How do you respond to criticism?

How about to compliments?

How about to negative people? To life’s discouraging moments? To surprises, setbacks, beautiful sunsets?


We respond to external actions continuously throughout each day. Most of them you do not notice.

Take for example your drive home from work. If you are like me, once you arrive home you cannot remember anything about the drive. You were on autopilot. Stopping, turning, and changing lanes were all reactions you made without conscious thought. Each action was a response to some external action that you made without conscious thought.

At work, we also continuously respond to external actions. And many of those responses are like driving home; they are made without a conscious thought about the intent and effect of that response.

Leadership Through Response

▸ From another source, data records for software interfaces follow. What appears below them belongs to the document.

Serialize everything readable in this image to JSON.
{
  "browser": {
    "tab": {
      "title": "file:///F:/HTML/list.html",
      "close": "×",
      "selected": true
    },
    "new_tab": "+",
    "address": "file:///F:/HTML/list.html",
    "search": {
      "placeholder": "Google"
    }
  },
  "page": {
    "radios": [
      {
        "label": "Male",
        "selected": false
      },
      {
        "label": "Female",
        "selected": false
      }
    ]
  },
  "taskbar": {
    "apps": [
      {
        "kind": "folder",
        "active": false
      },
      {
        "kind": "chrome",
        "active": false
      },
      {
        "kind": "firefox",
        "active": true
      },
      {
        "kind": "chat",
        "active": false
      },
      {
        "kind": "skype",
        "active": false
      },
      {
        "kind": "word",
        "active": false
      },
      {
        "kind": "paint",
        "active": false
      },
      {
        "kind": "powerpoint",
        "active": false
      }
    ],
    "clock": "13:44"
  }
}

As business leaders, the people we work with look to us to set the standards. These people turn to us for advice and many times that advice is conveyed through our actions as much as through our words. So, the way we communicate is important. If we are not clear on our goals, our intentions, and our values, we run the risk of communicating the wrong message.

We get to choose how we communicate. And, our communication is rarely neutral. Each choice on how we communicate has a positive or a negative consequence for us at some level.

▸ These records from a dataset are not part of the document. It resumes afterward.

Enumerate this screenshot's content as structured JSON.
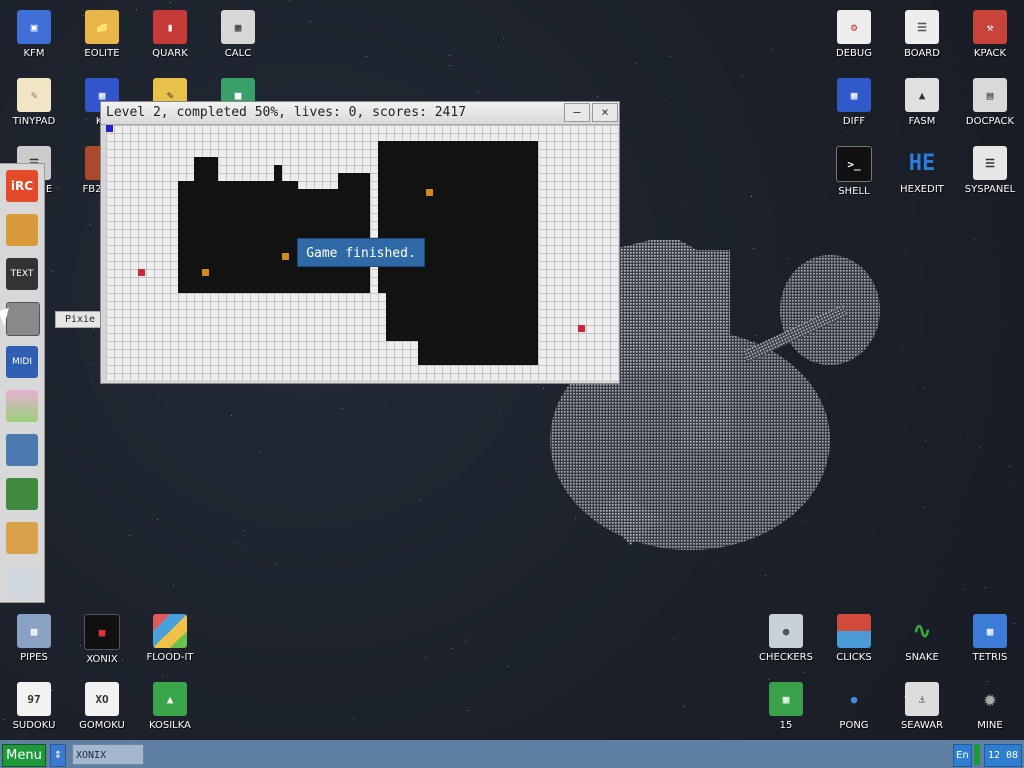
{
  "desktop_icons_top_left": [
    {
      "label": "KFM",
      "icon": "floppy-disk-icon",
      "color": "#3f6fd6"
    },
    {
      "label": "EOLITE",
      "icon": "folder-icon",
      "color": "#e9b749"
    },
    {
      "label": "QUARK",
      "icon": "book-icon",
      "color": "#c63a3a"
    },
    {
      "label": "CALC",
      "icon": "calculator-icon",
      "color": "#d7d7d7"
    },
    {
      "label": "TINYPAD",
      "icon": "notepad-icon",
      "color": "#f0e6c4"
    },
    {
      "label": "KF",
      "icon": "image-viewer-icon",
      "color": "#3355cc"
    },
    {
      "label": "E",
      "icon": "document-icon",
      "color": "#cccccc"
    },
    {
      "label": "FB2",
      "icon": "ebook-icon",
      "color": "#a94a2a"
    }
  ],
  "desktop_icons_top_right": [
    {
      "label": "DEBUG",
      "icon": "bug-icon",
      "color": "#eeeeee"
    },
    {
      "label": "BOARD",
      "icon": "clipboard-icon",
      "color": "#eeeeee"
    },
    {
      "label": "KPACK",
      "icon": "hammer-icon",
      "color": "#c8443a"
    },
    {
      "label": "DIFF",
      "icon": "diff-icon",
      "color": "#2f58c9"
    },
    {
      "label": "FASM",
      "icon": "anvil-icon",
      "color": "#e0e0e0"
    },
    {
      "label": "DOCPACK",
      "icon": "cabinet-icon",
      "color": "#d9d9d9"
    },
    {
      "label": "SHELL",
      "icon": "terminal-icon",
      "color": "#111111"
    },
    {
      "label": "HEXEDIT",
      "icon": "hex-icon",
      "color": "#2b7bdc"
    },
    {
      "label": "SYSPANEL",
      "icon": "sliders-icon",
      "color": "#e6e6e6"
    }
  ],
  "desktop_icons_bottom_left": [
    {
      "label": "PIPES",
      "icon": "pipes-icon",
      "color": "#8aa2c2"
    },
    {
      "label": "XONIX",
      "icon": "xonix-icon",
      "color": "#101010"
    },
    {
      "label": "FLOOD-IT",
      "icon": "flood-it-icon",
      "color": "#d98c3a"
    },
    {
      "label": "SUDOKU",
      "icon": "sudoku-icon",
      "color": "#f2f2f2"
    },
    {
      "label": "GOMOKU",
      "icon": "gomoku-icon",
      "color": "#f2f2f2"
    },
    {
      "label": "KOSILKA",
      "icon": "lawnmower-icon",
      "color": "#3aa64a"
    }
  ],
  "desktop_icons_bottom_right": [
    {
      "label": "CHECKERS",
      "icon": "checkers-icon",
      "color": "#c8d0da"
    },
    {
      "label": "CLICKS",
      "icon": "clicks-icon",
      "color": "#d24a3a"
    },
    {
      "label": "SNAKE",
      "icon": "snake-icon",
      "color": "#3ea547"
    },
    {
      "label": "TETRIS",
      "icon": "tetris-icon",
      "color": "#3d7bd8"
    },
    {
      "label": "15",
      "icon": "fifteen-icon",
      "color": "#3aa04a"
    },
    {
      "label": "PONG",
      "icon": "pong-icon",
      "color": "#4488dd"
    },
    {
      "label": "SEAWAR",
      "icon": "seawar-icon",
      "color": "#dddddd"
    },
    {
      "label": "MINE",
      "icon": "mine-icon",
      "color": "#777777"
    }
  ],
  "dock": {
    "items": [
      {
        "icon": "irc-icon",
        "color": "#e24a2a"
      },
      {
        "icon": "package-icon",
        "color": "#d99a3a"
      },
      {
        "icon": "text-icon",
        "color": "#333333"
      },
      {
        "icon": "speaker-icon",
        "color": "#8a8a8a"
      },
      {
        "icon": "midi-player-icon",
        "color": "#2f5fb3"
      },
      {
        "icon": "picture-icon",
        "color": "#d8a35a"
      },
      {
        "icon": "network-card-icon",
        "color": "#4a7ab0"
      },
      {
        "icon": "chip-icon",
        "color": "#3e8a3e"
      },
      {
        "icon": "volume-icon",
        "color": "#d9a14a"
      },
      {
        "icon": "settings-sliders-icon",
        "color": "#cfd6de"
      }
    ],
    "tooltip": "Pixie"
  },
  "window": {
    "title": "Level 2, completed 50%, lives: 0, scores: 2417",
    "minimize_label": "–",
    "close_label": "×",
    "message": "Game finished."
  },
  "taskbar": {
    "menu_label": "Menu",
    "arrow_label": "⇕",
    "task_label": "XONIX",
    "lang_label": "En",
    "clock_label": "12 08"
  }
}
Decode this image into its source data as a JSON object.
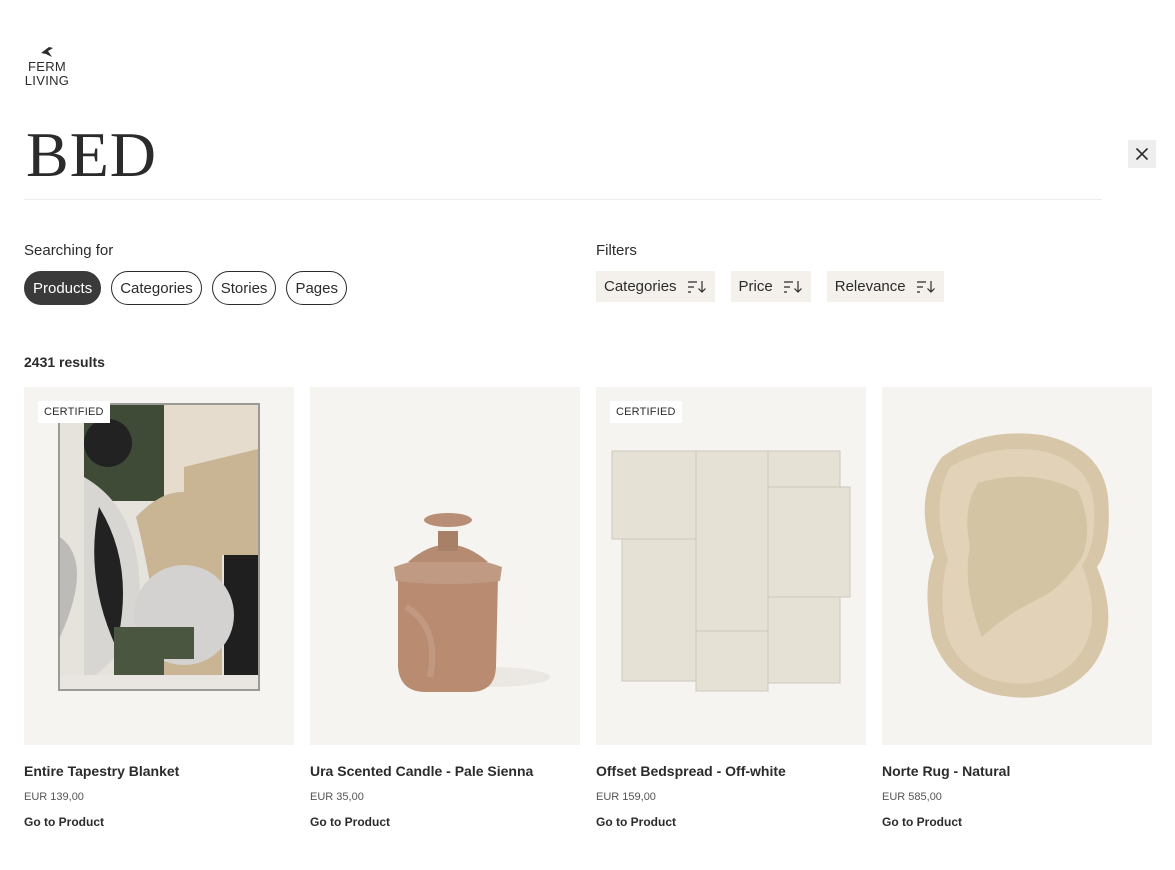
{
  "brand": {
    "logo_lines": [
      "FERM",
      "LIVING"
    ]
  },
  "search": {
    "term": "BED"
  },
  "searching_for": {
    "label": "Searching for",
    "options": [
      {
        "label": "Products",
        "active": true
      },
      {
        "label": "Categories",
        "active": false
      },
      {
        "label": "Stories",
        "active": false
      },
      {
        "label": "Pages",
        "active": false
      }
    ]
  },
  "filters": {
    "label": "Filters",
    "items": [
      {
        "label": "Categories"
      },
      {
        "label": "Price"
      },
      {
        "label": "Relevance"
      }
    ]
  },
  "results": {
    "count": "2431 results"
  },
  "products": [
    {
      "name": "Entire Tapestry Blanket",
      "price": "EUR 139,00",
      "badge": "CERTIFIED",
      "link": "Go to Product"
    },
    {
      "name": "Ura Scented Candle - Pale Sienna",
      "price": "EUR 35,00",
      "badge": "",
      "link": "Go to Product"
    },
    {
      "name": "Offset Bedspread - Off-white",
      "price": "EUR 159,00",
      "badge": "CERTIFIED",
      "link": "Go to Product"
    },
    {
      "name": "Norte Rug - Natural",
      "price": "EUR 585,00",
      "badge": "",
      "link": "Go to Product"
    }
  ],
  "icons": {
    "close": "close-icon",
    "sort": "sort-icon",
    "logo": "bird-logo-icon"
  },
  "colors": {
    "text": "#2b2b2b",
    "active_pill": "#3a3a3a",
    "filter_bg": "#f4f1ec",
    "image_bg": "#f6f4f1"
  }
}
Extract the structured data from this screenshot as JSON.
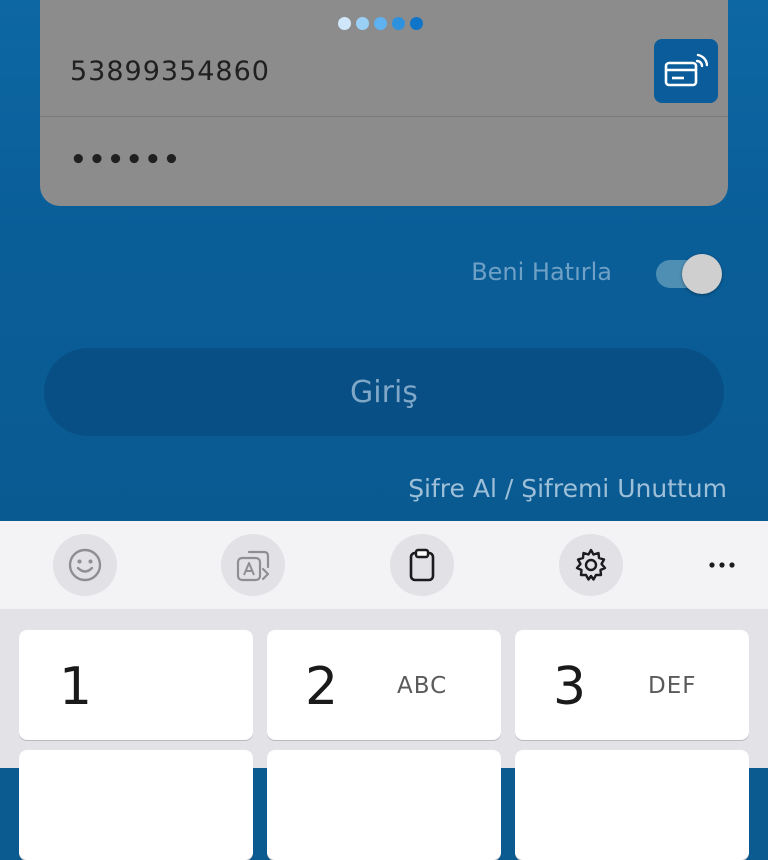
{
  "loading_dots": {
    "colors": [
      "#cfe6fb",
      "#9ad0f6",
      "#5fb2ef",
      "#2e91de",
      "#0e75c8"
    ]
  },
  "login_form": {
    "phone_value": "53899354860",
    "password_value": "••••••",
    "card_button_icon": "card-reader-icon"
  },
  "remember_me": {
    "label": "Beni Hatırla",
    "enabled": true
  },
  "login_button": {
    "label": "Giriş"
  },
  "forgot_link": {
    "label": "Şifre Al / Şifremi Unuttum"
  },
  "keyboard": {
    "toolbar": [
      {
        "icon": "emoji-icon"
      },
      {
        "icon": "translate-icon"
      },
      {
        "icon": "clipboard-icon"
      },
      {
        "icon": "settings-icon"
      },
      {
        "icon": "more-icon"
      }
    ],
    "keys": [
      {
        "num": "1",
        "letters": ""
      },
      {
        "num": "2",
        "letters": "ABC"
      },
      {
        "num": "3",
        "letters": "DEF"
      }
    ]
  },
  "colors": {
    "app_background": "#0b5f99",
    "field_background": "#8c8c8c",
    "button_background": "#084f85",
    "accent": "#0a5d9a"
  }
}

For example, one of your employees who is notoriously late in submitting their Monday morning weekly report finally gets it submitted on time. You have to choices. You can say “thanks,” and go back to work.

Or, you can take a moment, let them know how grateful you are for their work, you recognize they got the report in on time, and ask them what you can do to help them make this a new weekly habit.

The first response was an autopilot response that many of us make without thinking about our choices that are available when responding.

The second response, although it took more time and thought, will bear fruit in the long run. You were able to mentor an employee, provide reinforcement, and hopefully start getting your reports on time.

We have a choice on how we respond.

Here are several thoughts on how to consciously respond.

  1. Wait for a count of five before responding. When someone provides you some news, pause for a few seconds for your mind to acknowledge just what happened and to formulate a response. For me, by doing this I either come up with a few responding questions, or I’m better about to express my honest feelings.
  2. Quit simply saying thanks and moving on. Each encounter is a moment to be used to mentor, to express gratitude, or to provide follow-up questions.
  3. Be prepared to respond. Life is full of surprises, so you should not be caught off guard when a comment is waiting for a response.

The Bible

1 Peter 3:15 says.

Always be prepared to give an answer to everyone who asks you to give the reason for the hope that you have. But do this with gentleness and respect

It is not easy to always have a ready response. The key is to start thinking of a response couched in “gentleness and respect.” We do not always need to be witty or detailed in how we respond, but we do need to be caring and thoughtful.

Turn off the autopilot and start thinking of every response as an opportunity to teach, mentor or convey your gratitude.